───── GIVEN RECORDS ─────

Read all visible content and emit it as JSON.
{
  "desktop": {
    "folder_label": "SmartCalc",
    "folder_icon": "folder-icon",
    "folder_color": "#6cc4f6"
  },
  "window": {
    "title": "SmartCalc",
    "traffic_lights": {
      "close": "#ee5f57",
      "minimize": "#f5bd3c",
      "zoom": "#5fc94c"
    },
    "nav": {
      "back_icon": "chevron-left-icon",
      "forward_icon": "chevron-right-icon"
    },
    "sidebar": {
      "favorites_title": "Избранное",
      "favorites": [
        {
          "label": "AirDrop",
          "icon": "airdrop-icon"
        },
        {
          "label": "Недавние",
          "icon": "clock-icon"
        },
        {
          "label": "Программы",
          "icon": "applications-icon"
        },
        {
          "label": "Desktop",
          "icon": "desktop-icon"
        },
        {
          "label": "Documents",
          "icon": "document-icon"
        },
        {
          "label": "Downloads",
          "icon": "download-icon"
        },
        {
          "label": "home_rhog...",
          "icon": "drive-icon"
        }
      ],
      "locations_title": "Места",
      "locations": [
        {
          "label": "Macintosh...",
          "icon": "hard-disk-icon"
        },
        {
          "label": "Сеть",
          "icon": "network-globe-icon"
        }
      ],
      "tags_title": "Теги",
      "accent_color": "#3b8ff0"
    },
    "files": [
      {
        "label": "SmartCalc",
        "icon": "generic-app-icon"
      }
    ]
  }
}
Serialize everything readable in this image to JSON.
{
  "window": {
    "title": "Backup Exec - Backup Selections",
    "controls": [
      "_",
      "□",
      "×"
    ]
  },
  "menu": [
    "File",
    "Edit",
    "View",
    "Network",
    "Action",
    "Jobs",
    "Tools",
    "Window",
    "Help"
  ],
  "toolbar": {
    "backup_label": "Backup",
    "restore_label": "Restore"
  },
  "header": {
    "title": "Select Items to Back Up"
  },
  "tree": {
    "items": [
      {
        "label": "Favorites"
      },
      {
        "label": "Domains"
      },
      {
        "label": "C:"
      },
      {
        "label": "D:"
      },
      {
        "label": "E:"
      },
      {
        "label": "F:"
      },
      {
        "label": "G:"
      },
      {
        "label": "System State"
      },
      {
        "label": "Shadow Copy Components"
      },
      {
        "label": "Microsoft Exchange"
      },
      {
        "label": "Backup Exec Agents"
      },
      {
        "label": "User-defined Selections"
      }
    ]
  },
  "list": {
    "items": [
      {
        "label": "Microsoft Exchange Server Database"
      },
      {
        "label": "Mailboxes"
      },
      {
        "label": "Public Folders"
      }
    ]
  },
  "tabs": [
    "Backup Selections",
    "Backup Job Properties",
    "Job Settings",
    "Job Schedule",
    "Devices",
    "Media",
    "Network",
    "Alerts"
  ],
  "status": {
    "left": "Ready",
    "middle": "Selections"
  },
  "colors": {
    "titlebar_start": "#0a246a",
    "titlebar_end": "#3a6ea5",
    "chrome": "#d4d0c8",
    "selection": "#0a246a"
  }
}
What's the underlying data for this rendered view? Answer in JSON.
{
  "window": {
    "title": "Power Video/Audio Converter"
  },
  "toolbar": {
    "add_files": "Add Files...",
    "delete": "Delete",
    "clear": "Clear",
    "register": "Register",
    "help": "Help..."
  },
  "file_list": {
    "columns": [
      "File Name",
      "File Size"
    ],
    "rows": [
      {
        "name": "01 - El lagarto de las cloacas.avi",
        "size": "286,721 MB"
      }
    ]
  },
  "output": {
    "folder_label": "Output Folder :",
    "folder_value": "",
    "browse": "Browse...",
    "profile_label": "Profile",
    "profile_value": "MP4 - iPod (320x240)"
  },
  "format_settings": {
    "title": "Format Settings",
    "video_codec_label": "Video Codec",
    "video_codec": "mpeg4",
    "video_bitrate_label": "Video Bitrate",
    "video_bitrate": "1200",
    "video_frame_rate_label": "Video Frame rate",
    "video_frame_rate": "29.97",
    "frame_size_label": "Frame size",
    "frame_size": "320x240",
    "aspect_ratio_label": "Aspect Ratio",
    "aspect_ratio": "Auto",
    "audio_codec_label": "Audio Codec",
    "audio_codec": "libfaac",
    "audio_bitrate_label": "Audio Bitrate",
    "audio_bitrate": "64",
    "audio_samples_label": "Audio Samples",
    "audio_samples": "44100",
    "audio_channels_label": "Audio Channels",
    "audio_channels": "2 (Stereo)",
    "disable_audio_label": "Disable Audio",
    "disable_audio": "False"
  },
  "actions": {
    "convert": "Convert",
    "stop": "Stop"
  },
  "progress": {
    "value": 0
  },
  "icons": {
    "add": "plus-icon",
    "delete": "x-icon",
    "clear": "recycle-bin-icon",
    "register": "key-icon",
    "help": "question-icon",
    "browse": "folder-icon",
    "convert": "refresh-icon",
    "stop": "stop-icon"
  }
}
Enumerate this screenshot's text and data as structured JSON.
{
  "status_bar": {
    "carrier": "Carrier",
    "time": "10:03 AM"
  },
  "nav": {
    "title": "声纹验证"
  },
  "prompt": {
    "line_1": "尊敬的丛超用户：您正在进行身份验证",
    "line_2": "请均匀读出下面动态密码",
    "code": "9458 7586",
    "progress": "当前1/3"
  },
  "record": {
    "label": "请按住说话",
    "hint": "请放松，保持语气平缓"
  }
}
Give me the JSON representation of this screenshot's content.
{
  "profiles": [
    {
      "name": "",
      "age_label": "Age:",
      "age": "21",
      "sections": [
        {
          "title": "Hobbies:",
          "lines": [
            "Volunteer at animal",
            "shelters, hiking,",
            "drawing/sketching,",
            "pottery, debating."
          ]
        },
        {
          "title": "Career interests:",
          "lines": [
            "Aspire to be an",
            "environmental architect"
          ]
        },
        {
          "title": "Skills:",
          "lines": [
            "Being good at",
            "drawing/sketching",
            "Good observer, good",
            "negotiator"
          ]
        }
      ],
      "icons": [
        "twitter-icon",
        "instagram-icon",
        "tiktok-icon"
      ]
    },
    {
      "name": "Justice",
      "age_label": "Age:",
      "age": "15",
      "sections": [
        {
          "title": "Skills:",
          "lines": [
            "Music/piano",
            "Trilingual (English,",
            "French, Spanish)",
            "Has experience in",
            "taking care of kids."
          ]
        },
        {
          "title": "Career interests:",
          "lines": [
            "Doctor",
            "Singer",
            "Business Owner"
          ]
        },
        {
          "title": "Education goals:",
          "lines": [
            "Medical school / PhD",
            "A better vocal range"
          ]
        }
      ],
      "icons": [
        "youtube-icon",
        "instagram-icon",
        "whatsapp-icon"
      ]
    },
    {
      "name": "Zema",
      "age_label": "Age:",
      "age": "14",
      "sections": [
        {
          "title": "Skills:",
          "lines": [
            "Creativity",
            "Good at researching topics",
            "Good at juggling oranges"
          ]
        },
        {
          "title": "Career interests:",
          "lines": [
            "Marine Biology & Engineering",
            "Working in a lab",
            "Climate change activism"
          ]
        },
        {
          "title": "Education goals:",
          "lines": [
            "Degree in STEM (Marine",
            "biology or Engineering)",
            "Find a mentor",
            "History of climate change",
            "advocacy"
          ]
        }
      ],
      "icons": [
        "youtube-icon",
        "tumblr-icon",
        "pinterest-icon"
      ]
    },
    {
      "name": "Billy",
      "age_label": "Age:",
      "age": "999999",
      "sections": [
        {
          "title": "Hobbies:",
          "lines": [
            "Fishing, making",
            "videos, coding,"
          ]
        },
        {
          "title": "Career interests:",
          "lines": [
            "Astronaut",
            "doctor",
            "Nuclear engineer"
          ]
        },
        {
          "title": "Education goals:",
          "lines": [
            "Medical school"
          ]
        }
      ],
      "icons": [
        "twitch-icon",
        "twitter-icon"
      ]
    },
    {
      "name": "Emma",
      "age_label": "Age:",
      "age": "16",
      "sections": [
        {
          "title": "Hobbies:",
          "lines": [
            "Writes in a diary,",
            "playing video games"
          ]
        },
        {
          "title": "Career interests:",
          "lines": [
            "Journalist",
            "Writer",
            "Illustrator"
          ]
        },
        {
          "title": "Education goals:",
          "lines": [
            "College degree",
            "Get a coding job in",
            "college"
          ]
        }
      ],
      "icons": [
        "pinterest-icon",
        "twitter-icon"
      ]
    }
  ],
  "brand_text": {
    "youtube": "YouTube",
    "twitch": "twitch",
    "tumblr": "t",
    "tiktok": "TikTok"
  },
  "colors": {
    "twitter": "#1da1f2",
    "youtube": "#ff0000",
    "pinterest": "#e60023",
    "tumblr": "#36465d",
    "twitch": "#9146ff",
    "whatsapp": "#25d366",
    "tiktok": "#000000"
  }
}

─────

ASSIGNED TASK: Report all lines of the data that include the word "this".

ANSWER FOR THE TASK:
Serialize everything readable in this image to JSON.
What's the underlying data for this rendered view? Answer in JSON.
Enumerate this screenshot's text and data as structured JSON.
Give me the JSON representation of this screenshot's content.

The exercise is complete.